Academic Contact: Netta Cohen
Academic Staff: Dr Chengxu Zhou, Dr Graham Askew, Dr Samit Chakrabarty, Professor Abbas A. Dehghani-Sanij, Professor Mark Mon-Williams, Professor Netta Cohen, Professor Robert Richardson, Professor Shane Xie

How do we control our behaviour, and how should we design control systems for autonomous robots? These two questions are often approached using vastly different approaches and methodologies. Research and Development in Biorobotic Control sits around the interface between biological (animal, plant and even cellular) and robotic control, using the language of control to better understand natural systems, and using our understanding of biological systems to inspire, inform and design the robotic control systems of tomorrow.

Activity in this area is closely linked with basic research in:

  • Computational and Systems Neuroscience
  • Biomechanics, Biological Physics and Physiology

It is applied across a range of domains including:

  • Exploration Robotics
  • Infrastructure Robotics
  • Surgical Robotics

Adaptive Control of Undulatory Locomotion

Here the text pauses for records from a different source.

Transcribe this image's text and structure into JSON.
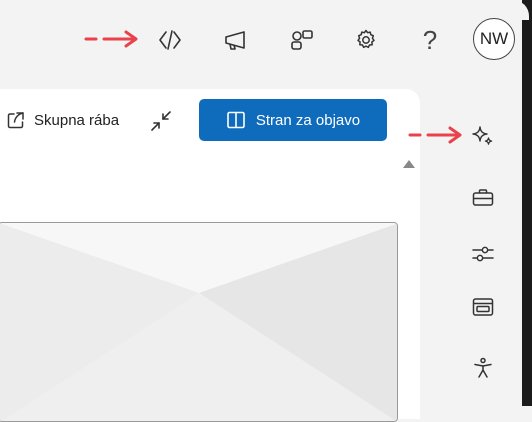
{
  "header": {
    "avatar_initials": "NW",
    "help_label": "?",
    "icons": [
      "embed-code-icon",
      "announcement-icon",
      "apps-icon",
      "settings-icon",
      "help-icon"
    ]
  },
  "toolbar": {
    "share_label": "Skupna rába",
    "publish_label": "Stran za objavo"
  },
  "right_rail": {
    "icons": [
      "copilot-sparkle-icon",
      "briefcase-icon",
      "sliders-icon",
      "layout-icon",
      "accessibility-icon"
    ]
  },
  "colors": {
    "primary": "#0f6cbd",
    "arrow": "#e8434c",
    "background": "#f3f3f3"
  }
}
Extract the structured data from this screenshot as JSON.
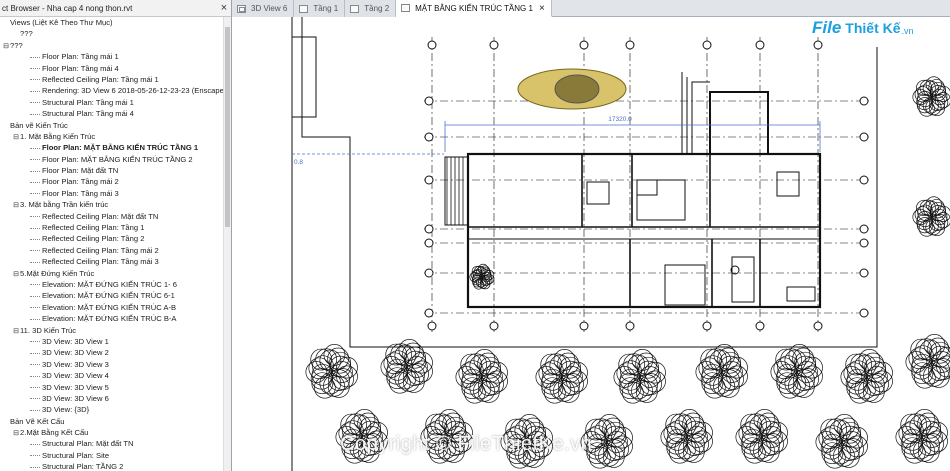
{
  "browser": {
    "title": "ct Browser - Nha cap 4 nong thon.rvt",
    "close_glyph": "×",
    "nodes": [
      {
        "indent": 0,
        "toggle": "",
        "label": "Views (Liệt Kê Theo Thư Mục)"
      },
      {
        "indent": 1,
        "toggle": "",
        "label": "???"
      },
      {
        "indent": 0,
        "toggle": "⊟",
        "label": "???"
      },
      {
        "indent": 2,
        "toggle": "",
        "label": "Floor Plan: Tầng mái 1"
      },
      {
        "indent": 2,
        "toggle": "",
        "label": "Floor Plan: Tầng mái 4"
      },
      {
        "indent": 2,
        "toggle": "",
        "label": "Reflected Ceiling Plan: Tầng mái 1"
      },
      {
        "indent": 2,
        "toggle": "",
        "label": "Rendering: 3D View 6 2018-05-26-12-23-23 (Enscape"
      },
      {
        "indent": 2,
        "toggle": "",
        "label": "Structural Plan: Tầng mái 1"
      },
      {
        "indent": 2,
        "toggle": "",
        "label": "Structural Plan: Tầng mái 4"
      },
      {
        "indent": 0,
        "toggle": "",
        "label": "Bản vẽ Kiến Trúc"
      },
      {
        "indent": 1,
        "toggle": "⊟",
        "label": "1. Mặt Bằng Kiến Trúc"
      },
      {
        "indent": 2,
        "toggle": "",
        "label": "Floor Plan: MẶT BẰNG KIẾN TRÚC TẦNG 1",
        "active": true
      },
      {
        "indent": 2,
        "toggle": "",
        "label": "Floor Plan: MẶT BẰNG KIẾN TRÚC TẦNG 2"
      },
      {
        "indent": 2,
        "toggle": "",
        "label": "Floor Plan: Mặt đất TN"
      },
      {
        "indent": 2,
        "toggle": "",
        "label": "Floor Plan: Tầng mái 2"
      },
      {
        "indent": 2,
        "toggle": "",
        "label": "Floor Plan: Tầng mái 3"
      },
      {
        "indent": 1,
        "toggle": "⊟",
        "label": "3. Mặt bằng Trần kiến trúc"
      },
      {
        "indent": 2,
        "toggle": "",
        "label": "Reflected Ceiling Plan: Mặt đất TN"
      },
      {
        "indent": 2,
        "toggle": "",
        "label": "Reflected Ceiling Plan: Tầng 1"
      },
      {
        "indent": 2,
        "toggle": "",
        "label": "Reflected Ceiling Plan: Tầng 2"
      },
      {
        "indent": 2,
        "toggle": "",
        "label": "Reflected Ceiling Plan: Tầng mái 2"
      },
      {
        "indent": 2,
        "toggle": "",
        "label": "Reflected Ceiling Plan: Tầng mái 3"
      },
      {
        "indent": 1,
        "toggle": "⊟",
        "label": "5.Mặt Đứng Kiến Trúc"
      },
      {
        "indent": 2,
        "toggle": "",
        "label": "Elevation: MẶT ĐỨNG KIẾN TRÚC 1- 6"
      },
      {
        "indent": 2,
        "toggle": "",
        "label": "Elevation: MẶT ĐỨNG KIẾN TRÚC 6-1"
      },
      {
        "indent": 2,
        "toggle": "",
        "label": "Elevation: MẶT ĐỨNG KIẾN TRÚC A-B"
      },
      {
        "indent": 2,
        "toggle": "",
        "label": "Elevation: MẶT ĐỨNG KIẾN TRÚC B-A"
      },
      {
        "indent": 1,
        "toggle": "⊟",
        "label": "11. 3D Kiến Trúc"
      },
      {
        "indent": 2,
        "toggle": "",
        "label": "3D View: 3D View 1"
      },
      {
        "indent": 2,
        "toggle": "",
        "label": "3D View: 3D View 2"
      },
      {
        "indent": 2,
        "toggle": "",
        "label": "3D View: 3D View 3"
      },
      {
        "indent": 2,
        "toggle": "",
        "label": "3D View: 3D View 4"
      },
      {
        "indent": 2,
        "toggle": "",
        "label": "3D View: 3D View 5"
      },
      {
        "indent": 2,
        "toggle": "",
        "label": "3D View: 3D View 6"
      },
      {
        "indent": 2,
        "toggle": "",
        "label": "3D View: {3D}"
      },
      {
        "indent": 0,
        "toggle": "",
        "label": "Bản Vẽ Kết Cấu"
      },
      {
        "indent": 1,
        "toggle": "⊟",
        "label": "2.Mặt Bằng Kết Cấu"
      },
      {
        "indent": 2,
        "toggle": "",
        "label": "Structural Plan: Mặt đất TN"
      },
      {
        "indent": 2,
        "toggle": "",
        "label": "Structural Plan: Site"
      },
      {
        "indent": 2,
        "toggle": "",
        "label": "Structural Plan: TẦNG 2"
      }
    ]
  },
  "tabs": [
    {
      "label": "3D View 6",
      "icon": "3d-view-icon",
      "active": false
    },
    {
      "label": "Tầng 1",
      "icon": "floor-plan-icon",
      "active": false
    },
    {
      "label": "Tầng 2",
      "icon": "floor-plan-icon",
      "active": false
    },
    {
      "label": "MẶT BẰNG KIẾN TRÚC TẦNG 1",
      "icon": "floor-plan-icon",
      "active": true
    }
  ],
  "tab_close_glyph": "×",
  "drawing": {
    "dimension_text": "17320.0",
    "side_dimension_text": "0.8",
    "watermark": "Copyright © FileThietKe.vn",
    "logo": {
      "part1": "File",
      "part2": "Thiết Kế",
      "part3": ".vn"
    },
    "colors": {
      "line": "#111111",
      "dimension": "#4a73c8",
      "car_body": "#d8c36a"
    }
  }
}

An illustrative example of research on Bio-Robotic Control at Leeds is a body of work on undulatory (snake-like) locomotion. As is often the case in this field, the work began with a detailed study of a particular organism – the nematode worm Caenorhabditis elegans. This small and unassuming creature is one of the most widely studied model organisms, and crawls using side-to-side undulations much like a snake. Jordan Boyle, Stefano Berri, Ian Hope and Netta Cohen developed a novel experimental methodology that shed new light on how the worm’s locomotion is modulated by the properties of the environment:

This informed the development of an integrated neuro-mechanical model by Boyle and Cohen, which was ultimately able to replicate the generation and modulation of the worm’s locomotion wave:

We discovered that the model also did a very good job of adapting the locomotion wave to environmental constraints:

This suggested that the neural control system might be very useful as a control system for a snake-like robot. After a year of further development, this proved to be the case.